Key influencing factors associated with the choice of a brachycephalic breed include:

  • The size of the breed being suited to owner lifestyle, as owners of flat-faced dogs were more likely to live in apartments
  • The breed being perceived to be good with children and for companionship as owners of flat-faced dogs were more likely to live with children
  • Owners of the breed were more likely to be younger and buying that breed for the first time - this may reflect increased media influence among younger people, with flat-faced breeds commonly used in the media and advertising

 

The study raised concerns over how the owners of brachycephalic dogs purchase their desired breed, with owners of flat-faced dogs:

  • More likely to use puppy selling websites to find their dog
  • Less likely to see either parent of their puppy
  • Less likely to ask to see any health records

 

Recommendations from the study include:

  • Identifying and promoting breeds with fewer health conditions that fit the lifestyle niches associated with flat-faced dog owners
  • Moderating the use of flat-faced dogs in the media
  • Educating the public regarding the consequences of breeding animals based on looks rather than health
  • Promoting responsible puppy-buying practices for all breeds of dog

 

Dr Rowena Packer, lead author of the study and Research Fellow at RVC, said: “With their small size and baby-like features, some people cannot resist the looks of a brachycephalic dog. With growing evidence that these breeds are faced with a range of chronic and severe health conditions directly linked with their appearance, it is of huge concern that many people drawn to these breeds prioritise a dog’s looks over their long-term health and wellbeing.

“Potential puppy buyers attracted to the appearance of these breeds should seriously consider whether they are emotionally and financially prepared to take on a breed with high risks of health complications, and consider whether alternative, lower-risk breeds would better fit their lifestyle.”

Co-author of the study and Associate Professor of Animal Welfare at Plymouth University, Dr Mark Farnworth, said: “Owners must be aware that as puppy-buyers, they are consumers, and their choices affect not only the health of the puppy they purchase, but also the health of the breed more widely. If owners do not follow recommended processes when purchasing a puppy, for example those set out in BVA AWF & RSPCA ‘Puppy Contract’, unscrupulous breeders will be kept in business, and continue to profit from the breeding and sale of unhealthy dogs. Without consumer awareness, breed health improvements are not possible and the overall health of these breeds will likely decline.”

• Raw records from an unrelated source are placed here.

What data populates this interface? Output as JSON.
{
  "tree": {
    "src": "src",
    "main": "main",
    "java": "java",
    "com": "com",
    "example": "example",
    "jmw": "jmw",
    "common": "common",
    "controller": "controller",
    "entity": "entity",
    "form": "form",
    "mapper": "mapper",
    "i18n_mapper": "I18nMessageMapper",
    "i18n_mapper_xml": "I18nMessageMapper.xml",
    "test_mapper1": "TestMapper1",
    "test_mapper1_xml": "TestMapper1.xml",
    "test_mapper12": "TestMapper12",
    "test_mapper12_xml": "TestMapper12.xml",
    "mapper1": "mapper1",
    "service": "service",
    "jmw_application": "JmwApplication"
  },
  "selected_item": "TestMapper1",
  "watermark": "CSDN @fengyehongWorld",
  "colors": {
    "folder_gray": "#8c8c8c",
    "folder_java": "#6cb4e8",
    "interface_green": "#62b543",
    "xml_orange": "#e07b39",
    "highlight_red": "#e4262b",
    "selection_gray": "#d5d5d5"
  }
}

Article: Purchasing popular purebreds: investigating the influence of breed-type on the pre-purchase motivations and behaviour of dog owners by RMA Packer, D Murphy and MJ Farnworth, published in Animal Welfare (2017) vol. 26, no. 2, pp. 191-201, doi: 10.7120/09627286.26.2.191

Article details

  • Date
  • 25 May 2017
  • Source
  • Royal Veterinary College
  • Subject(s)
  • Dogs, Cats, and other Companion Animals